a display to this content to be visible periodically throughout the year. Make
sure to be cognitive in segregating these components so that it does not
diminish the impact of the larger message/story.
looking at the many interlocking sub-stories forming the bigger story, there
are often times an abundance of smaller artifacts or perhaps personal stories
that can seem overwhelming. These are great opportunities to establish Sub-Story
displays that can be rotated to engage repeat visitors. Form small displays
around such content that add further comprehension of the broader topic.
Seasonal Exhibit: Seasonal rotating exhibits can be a special treat for repeat visitors. Do you have an Outlier or Sub-Story exhibit that chronicles a specific time of year? By relating to a holiday, season, or annual event, seasonal exhibits give audiences a new way to engage with an exhibit.
Traveling Exhibit: Are there other local museums in the area interested in arranging a traveling exhibit? This can work both to give your audience new content and also broaden your message/story to other locations, thus growing your exposure.
We know casework, dioramas, and technology are some of the costliest design methods used in creating stunning displays. These methods become even more costly when reinventing them to deliver visitors with new experiences. Graphics however, provide a low-cost alternative to bringing stories to life. We all love the larger than life “WOW” exhibits here at Museum Arts, but even in these instances the graphic designs are heavily used to provide context and deeper understanding for these impressive displays.
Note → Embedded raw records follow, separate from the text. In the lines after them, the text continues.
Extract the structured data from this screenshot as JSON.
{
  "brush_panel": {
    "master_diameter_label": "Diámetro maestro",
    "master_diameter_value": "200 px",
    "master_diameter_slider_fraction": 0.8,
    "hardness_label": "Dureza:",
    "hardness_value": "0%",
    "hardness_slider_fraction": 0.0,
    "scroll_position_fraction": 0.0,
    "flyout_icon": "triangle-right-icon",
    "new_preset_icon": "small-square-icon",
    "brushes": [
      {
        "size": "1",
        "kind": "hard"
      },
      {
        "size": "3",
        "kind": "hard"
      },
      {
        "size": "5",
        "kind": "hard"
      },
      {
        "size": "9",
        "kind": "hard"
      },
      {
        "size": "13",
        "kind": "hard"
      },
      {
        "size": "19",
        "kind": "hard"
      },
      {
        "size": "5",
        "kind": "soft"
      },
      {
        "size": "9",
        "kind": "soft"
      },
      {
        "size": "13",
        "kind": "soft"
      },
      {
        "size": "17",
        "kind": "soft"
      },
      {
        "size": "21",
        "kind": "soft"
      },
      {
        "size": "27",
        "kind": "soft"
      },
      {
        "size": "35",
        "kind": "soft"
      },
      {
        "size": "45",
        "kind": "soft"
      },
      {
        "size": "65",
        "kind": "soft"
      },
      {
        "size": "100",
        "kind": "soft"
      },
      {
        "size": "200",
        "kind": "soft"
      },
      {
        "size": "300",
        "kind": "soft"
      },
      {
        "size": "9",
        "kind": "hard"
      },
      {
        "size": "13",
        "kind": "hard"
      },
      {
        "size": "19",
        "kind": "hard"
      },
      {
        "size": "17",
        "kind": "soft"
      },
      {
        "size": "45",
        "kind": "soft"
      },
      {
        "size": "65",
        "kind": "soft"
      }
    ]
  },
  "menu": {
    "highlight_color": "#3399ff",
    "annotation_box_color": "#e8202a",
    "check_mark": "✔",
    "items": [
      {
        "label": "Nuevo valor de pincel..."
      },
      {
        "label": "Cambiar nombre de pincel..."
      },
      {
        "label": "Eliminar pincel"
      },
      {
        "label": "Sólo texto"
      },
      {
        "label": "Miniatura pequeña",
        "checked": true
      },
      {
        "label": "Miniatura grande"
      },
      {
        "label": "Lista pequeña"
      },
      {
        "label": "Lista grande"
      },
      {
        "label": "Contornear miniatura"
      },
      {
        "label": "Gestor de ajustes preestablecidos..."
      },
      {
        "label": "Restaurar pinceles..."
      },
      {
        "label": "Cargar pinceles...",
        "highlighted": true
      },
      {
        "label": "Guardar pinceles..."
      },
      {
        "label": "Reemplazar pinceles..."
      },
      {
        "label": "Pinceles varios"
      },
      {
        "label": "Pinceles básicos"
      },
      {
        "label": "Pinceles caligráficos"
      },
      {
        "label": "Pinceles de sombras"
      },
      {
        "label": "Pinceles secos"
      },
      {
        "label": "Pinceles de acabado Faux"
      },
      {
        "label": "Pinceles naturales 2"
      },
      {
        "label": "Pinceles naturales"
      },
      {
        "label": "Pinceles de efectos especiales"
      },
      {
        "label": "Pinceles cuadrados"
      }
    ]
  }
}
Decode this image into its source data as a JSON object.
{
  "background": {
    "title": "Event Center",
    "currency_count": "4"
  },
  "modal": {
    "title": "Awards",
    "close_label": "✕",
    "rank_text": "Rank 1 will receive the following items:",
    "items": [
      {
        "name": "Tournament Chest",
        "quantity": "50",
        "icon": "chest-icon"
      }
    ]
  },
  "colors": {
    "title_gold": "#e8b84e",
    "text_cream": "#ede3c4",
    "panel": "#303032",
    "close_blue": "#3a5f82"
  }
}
New graphic designs can tell the same impactful stories while allowing you to update or improve your message. Allow yourself to be creative in the diversity of your collections, historical imagery, short stories, and messaging and you’ll soon find a world of opportunities to captivate your visitor’s curiosity and keep them engaged.
We’ve already discussed rotating exhibits, consider rotating graphics! It’s true that graphics play an enormous role in telling the overall story. With a single graphic you have the opportunity to tell a story (and stories within the story!) Rotate them within your permanent exhibits to shake things up for repeat visitors.